### [Records from a collection]
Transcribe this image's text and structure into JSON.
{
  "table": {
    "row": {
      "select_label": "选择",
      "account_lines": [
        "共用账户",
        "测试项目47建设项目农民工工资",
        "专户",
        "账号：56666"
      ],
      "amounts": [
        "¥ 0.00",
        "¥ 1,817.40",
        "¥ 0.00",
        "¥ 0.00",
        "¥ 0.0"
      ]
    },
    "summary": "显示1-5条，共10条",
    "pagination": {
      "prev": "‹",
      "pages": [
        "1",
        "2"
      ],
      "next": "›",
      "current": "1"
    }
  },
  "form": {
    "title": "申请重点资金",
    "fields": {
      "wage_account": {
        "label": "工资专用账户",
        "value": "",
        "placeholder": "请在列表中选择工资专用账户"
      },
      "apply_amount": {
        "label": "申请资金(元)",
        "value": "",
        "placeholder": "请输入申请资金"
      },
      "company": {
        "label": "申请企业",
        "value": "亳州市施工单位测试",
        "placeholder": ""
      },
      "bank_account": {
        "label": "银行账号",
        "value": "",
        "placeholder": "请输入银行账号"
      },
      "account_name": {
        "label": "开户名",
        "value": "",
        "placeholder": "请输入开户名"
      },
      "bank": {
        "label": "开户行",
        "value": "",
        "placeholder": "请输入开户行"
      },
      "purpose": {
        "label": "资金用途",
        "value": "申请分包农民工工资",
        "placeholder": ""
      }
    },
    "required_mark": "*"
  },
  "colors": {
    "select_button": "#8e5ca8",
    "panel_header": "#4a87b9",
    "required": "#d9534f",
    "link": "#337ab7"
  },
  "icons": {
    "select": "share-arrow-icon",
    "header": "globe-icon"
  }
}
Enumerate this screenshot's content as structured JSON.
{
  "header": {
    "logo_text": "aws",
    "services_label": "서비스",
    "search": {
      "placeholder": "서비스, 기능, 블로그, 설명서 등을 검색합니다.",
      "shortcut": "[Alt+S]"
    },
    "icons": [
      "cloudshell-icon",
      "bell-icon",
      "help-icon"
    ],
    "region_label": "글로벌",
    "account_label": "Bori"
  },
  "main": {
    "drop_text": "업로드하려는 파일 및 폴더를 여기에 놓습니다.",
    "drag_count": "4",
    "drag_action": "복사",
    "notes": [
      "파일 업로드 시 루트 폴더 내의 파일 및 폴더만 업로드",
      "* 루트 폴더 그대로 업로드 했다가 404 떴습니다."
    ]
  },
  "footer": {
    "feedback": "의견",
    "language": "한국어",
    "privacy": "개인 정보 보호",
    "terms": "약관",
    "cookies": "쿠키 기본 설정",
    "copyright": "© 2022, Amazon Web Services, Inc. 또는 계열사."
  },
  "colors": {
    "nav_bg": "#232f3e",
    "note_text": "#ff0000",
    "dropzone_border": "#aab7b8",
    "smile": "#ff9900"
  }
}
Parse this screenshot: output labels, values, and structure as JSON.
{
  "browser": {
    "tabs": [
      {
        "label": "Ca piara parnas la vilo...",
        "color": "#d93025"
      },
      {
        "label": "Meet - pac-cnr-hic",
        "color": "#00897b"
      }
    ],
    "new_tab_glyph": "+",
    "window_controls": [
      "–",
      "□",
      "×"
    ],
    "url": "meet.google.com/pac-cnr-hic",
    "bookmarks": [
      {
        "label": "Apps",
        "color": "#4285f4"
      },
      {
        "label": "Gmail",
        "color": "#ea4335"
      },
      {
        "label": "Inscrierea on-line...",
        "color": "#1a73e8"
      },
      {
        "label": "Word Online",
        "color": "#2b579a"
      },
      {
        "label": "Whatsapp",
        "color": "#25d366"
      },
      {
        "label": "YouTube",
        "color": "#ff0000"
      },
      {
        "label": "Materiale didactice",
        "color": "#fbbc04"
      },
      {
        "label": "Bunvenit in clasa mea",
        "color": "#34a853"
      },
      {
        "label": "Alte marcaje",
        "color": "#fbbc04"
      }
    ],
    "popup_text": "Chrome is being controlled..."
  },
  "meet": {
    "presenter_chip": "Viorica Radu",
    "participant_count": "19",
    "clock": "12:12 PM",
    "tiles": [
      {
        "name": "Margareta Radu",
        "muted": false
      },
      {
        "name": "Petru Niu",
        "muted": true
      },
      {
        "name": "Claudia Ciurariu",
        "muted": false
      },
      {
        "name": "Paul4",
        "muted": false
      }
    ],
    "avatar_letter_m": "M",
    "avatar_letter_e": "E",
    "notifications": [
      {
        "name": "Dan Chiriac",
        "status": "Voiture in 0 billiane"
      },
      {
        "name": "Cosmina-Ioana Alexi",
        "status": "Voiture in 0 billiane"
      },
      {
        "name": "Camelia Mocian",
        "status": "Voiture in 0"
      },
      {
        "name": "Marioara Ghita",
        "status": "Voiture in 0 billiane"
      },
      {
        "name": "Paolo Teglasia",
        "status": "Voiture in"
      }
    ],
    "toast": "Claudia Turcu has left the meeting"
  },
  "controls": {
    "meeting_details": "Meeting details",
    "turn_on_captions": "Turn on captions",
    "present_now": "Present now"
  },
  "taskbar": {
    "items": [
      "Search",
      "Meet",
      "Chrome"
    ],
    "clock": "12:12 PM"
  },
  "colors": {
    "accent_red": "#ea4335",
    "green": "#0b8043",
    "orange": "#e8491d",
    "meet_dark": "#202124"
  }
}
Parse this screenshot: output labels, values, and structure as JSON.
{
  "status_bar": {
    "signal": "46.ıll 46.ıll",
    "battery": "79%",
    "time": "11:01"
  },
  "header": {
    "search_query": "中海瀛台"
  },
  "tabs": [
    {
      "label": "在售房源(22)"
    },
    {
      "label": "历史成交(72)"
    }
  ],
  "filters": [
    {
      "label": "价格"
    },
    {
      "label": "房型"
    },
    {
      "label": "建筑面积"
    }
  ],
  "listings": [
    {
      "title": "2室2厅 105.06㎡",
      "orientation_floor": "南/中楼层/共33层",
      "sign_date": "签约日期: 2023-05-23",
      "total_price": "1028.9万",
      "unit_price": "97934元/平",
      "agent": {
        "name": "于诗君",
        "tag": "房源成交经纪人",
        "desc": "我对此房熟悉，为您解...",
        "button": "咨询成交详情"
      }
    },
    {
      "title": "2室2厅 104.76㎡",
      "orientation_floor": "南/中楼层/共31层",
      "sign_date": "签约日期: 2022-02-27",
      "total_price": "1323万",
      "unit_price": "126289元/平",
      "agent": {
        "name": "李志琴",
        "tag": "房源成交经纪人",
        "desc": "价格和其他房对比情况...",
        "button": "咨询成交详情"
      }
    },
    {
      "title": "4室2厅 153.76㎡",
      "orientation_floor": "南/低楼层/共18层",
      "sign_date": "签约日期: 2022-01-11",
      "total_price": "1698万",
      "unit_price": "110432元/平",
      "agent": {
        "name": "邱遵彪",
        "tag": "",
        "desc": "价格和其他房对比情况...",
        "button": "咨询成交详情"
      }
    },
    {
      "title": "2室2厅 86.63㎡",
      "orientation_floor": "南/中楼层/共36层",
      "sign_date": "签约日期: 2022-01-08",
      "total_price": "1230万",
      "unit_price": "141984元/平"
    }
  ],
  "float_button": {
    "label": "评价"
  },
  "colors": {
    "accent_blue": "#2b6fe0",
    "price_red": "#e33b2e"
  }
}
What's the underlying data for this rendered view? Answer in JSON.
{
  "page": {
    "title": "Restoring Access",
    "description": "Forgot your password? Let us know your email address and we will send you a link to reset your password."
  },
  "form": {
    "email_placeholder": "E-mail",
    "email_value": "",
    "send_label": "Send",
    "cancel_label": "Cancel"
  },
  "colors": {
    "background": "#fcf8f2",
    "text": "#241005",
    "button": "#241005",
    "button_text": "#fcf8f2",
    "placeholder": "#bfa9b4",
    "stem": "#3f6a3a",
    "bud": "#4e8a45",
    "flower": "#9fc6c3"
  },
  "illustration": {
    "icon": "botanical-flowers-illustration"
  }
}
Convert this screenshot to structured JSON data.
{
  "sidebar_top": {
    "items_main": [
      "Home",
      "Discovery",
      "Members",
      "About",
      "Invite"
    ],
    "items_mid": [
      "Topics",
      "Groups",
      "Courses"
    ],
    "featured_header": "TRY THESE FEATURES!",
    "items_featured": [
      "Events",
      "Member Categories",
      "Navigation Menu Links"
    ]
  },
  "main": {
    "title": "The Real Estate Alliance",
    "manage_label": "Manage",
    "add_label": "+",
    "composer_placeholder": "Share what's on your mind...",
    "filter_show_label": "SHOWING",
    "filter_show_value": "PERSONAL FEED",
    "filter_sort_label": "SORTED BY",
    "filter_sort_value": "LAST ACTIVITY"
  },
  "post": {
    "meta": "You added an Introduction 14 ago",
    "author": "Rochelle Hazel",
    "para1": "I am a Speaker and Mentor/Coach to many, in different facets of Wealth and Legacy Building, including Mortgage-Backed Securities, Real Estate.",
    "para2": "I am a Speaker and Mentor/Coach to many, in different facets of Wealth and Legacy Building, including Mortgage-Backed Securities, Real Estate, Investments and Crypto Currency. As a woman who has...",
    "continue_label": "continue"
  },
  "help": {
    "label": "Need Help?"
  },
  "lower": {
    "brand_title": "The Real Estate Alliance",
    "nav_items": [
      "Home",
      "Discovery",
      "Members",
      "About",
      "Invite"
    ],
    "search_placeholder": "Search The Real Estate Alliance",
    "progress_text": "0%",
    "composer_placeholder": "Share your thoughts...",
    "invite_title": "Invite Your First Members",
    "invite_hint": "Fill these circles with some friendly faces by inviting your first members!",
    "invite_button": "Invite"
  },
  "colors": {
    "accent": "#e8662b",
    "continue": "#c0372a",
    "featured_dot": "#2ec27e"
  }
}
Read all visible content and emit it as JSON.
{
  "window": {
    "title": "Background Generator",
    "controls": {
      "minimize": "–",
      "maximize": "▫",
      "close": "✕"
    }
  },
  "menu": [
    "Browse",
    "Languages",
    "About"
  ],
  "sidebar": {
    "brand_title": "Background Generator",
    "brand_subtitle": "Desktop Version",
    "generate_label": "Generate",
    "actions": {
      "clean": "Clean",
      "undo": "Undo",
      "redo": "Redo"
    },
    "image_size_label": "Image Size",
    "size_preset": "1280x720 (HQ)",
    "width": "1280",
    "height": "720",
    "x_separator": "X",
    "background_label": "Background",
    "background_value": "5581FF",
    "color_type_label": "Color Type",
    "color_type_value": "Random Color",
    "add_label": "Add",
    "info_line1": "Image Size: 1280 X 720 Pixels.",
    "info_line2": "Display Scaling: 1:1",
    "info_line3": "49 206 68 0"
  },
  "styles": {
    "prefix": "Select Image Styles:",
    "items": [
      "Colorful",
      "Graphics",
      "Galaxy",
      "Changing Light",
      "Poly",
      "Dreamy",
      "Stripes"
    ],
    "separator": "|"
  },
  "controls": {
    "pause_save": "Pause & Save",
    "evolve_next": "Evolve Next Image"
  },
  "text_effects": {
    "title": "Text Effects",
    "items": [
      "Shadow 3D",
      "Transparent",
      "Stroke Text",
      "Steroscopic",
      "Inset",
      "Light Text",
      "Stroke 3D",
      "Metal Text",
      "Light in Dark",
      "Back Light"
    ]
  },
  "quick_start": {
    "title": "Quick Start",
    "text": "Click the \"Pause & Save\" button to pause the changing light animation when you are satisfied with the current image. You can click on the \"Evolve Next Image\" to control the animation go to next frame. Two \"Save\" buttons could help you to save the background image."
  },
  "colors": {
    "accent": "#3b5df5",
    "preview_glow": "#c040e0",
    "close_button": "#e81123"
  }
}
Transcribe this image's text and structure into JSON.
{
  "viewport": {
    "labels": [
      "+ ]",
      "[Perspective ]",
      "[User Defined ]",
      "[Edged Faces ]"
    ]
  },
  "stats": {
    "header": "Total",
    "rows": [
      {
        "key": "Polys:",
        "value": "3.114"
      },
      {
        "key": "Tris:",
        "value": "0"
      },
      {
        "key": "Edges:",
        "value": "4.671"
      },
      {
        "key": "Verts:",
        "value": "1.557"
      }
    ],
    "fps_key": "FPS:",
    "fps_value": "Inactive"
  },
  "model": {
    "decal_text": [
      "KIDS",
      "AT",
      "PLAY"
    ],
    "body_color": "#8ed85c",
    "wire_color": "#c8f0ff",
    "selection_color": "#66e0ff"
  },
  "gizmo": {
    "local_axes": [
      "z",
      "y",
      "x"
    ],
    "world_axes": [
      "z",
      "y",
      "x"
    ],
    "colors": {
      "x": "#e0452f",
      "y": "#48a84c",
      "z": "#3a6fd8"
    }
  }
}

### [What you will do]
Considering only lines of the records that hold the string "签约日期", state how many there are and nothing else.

### [Response to the exercise]
4